== Exercise material ==
+ + + + + + +
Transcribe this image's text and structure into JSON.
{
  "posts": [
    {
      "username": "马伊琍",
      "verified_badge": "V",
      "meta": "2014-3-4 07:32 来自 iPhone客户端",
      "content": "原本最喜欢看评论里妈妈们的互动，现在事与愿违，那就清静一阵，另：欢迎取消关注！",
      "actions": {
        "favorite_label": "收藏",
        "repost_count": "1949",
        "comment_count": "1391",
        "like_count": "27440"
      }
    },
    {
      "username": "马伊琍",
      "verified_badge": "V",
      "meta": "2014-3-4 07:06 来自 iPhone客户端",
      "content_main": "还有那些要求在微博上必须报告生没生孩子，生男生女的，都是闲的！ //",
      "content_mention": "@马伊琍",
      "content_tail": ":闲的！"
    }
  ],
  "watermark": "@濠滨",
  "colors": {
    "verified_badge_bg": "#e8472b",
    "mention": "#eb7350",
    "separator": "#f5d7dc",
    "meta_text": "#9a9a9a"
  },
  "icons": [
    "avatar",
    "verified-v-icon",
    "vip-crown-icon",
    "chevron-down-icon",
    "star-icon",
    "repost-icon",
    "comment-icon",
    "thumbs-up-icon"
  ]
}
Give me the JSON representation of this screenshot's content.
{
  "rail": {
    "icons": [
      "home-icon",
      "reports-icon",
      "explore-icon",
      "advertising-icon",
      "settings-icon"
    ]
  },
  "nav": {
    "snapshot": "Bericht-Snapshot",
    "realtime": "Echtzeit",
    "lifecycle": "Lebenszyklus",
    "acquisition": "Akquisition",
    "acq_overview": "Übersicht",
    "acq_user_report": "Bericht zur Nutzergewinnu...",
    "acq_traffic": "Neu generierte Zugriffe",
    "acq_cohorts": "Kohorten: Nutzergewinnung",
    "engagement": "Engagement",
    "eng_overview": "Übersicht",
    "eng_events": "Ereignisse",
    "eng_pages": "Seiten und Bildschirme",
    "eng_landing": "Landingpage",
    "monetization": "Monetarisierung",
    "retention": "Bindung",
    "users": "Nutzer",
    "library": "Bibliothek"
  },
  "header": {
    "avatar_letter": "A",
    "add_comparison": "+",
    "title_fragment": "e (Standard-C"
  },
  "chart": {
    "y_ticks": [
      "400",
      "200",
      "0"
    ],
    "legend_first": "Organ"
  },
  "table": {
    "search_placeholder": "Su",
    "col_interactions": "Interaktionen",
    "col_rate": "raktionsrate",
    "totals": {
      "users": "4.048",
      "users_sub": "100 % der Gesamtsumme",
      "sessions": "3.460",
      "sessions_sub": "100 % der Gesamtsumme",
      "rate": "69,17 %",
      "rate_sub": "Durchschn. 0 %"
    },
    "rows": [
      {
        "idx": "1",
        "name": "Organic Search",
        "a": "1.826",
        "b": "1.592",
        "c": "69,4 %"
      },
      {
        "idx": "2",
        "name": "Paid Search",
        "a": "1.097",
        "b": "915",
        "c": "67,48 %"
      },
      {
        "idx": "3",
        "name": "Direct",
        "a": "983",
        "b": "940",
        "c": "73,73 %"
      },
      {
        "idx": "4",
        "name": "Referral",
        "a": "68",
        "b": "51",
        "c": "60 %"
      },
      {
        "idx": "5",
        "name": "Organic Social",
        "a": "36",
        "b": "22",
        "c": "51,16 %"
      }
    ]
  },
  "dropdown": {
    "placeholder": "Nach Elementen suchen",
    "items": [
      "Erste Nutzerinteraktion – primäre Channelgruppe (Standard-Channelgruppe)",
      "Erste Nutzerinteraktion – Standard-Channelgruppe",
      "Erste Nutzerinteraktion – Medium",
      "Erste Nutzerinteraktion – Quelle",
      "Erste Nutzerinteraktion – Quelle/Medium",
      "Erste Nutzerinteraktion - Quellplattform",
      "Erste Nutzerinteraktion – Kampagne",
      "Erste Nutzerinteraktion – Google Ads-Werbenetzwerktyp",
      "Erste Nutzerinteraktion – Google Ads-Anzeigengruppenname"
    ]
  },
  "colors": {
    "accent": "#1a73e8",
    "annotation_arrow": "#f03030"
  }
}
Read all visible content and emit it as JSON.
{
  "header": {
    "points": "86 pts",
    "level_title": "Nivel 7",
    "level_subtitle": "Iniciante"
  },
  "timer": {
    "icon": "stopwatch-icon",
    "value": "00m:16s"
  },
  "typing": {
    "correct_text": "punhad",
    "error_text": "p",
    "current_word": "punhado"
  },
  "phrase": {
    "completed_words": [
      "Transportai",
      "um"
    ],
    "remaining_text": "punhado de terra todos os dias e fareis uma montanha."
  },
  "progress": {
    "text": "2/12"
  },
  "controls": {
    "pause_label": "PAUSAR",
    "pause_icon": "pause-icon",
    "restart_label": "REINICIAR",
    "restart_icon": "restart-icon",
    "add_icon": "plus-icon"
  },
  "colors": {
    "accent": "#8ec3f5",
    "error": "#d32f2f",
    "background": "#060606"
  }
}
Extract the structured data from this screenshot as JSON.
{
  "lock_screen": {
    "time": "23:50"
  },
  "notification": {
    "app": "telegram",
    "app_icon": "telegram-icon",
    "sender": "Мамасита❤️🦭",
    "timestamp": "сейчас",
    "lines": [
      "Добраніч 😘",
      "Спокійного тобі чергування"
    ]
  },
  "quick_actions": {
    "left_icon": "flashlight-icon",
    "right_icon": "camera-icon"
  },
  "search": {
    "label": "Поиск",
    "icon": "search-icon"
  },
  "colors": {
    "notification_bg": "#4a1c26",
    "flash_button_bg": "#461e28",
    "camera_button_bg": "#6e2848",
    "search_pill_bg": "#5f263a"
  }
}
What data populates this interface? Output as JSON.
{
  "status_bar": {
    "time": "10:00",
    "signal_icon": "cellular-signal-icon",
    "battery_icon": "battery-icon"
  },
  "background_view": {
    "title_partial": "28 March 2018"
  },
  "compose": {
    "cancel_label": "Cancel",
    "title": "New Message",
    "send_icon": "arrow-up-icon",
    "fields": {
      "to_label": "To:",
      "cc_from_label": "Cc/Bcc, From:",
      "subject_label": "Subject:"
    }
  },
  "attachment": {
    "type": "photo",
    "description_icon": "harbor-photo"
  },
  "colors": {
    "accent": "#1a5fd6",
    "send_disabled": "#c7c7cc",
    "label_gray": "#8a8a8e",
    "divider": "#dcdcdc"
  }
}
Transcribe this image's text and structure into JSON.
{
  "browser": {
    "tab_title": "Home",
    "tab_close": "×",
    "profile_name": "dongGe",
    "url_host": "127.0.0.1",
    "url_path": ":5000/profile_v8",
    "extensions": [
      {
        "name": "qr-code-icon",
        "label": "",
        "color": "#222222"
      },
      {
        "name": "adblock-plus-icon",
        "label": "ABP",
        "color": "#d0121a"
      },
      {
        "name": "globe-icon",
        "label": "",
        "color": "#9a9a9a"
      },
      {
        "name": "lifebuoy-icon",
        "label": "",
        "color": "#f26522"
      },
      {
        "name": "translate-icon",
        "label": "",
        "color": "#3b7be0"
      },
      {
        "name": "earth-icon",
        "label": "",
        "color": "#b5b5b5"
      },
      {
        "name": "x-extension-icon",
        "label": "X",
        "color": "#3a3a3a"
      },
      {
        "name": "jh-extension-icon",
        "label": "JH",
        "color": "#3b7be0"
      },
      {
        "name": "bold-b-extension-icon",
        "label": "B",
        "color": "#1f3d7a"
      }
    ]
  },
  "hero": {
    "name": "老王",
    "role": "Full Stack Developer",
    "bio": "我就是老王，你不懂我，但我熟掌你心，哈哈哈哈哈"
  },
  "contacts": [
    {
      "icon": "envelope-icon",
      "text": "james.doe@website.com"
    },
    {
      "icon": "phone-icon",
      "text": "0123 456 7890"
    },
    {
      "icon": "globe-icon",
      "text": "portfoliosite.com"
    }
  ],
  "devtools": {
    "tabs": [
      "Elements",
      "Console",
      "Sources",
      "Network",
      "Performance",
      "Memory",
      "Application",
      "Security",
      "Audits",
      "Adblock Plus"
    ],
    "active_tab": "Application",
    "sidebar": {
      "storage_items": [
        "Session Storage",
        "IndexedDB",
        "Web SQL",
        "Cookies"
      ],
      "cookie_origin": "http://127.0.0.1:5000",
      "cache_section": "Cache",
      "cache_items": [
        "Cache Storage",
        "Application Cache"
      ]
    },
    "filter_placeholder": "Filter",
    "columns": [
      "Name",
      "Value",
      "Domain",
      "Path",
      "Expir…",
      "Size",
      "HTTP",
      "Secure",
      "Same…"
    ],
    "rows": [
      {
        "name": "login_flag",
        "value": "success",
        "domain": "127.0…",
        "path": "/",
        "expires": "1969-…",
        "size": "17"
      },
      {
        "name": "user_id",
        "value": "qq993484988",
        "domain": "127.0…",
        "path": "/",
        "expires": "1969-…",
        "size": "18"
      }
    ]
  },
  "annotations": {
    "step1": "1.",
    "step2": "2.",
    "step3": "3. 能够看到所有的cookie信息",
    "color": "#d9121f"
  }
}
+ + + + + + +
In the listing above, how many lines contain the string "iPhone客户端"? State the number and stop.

== Exercise solution ==
2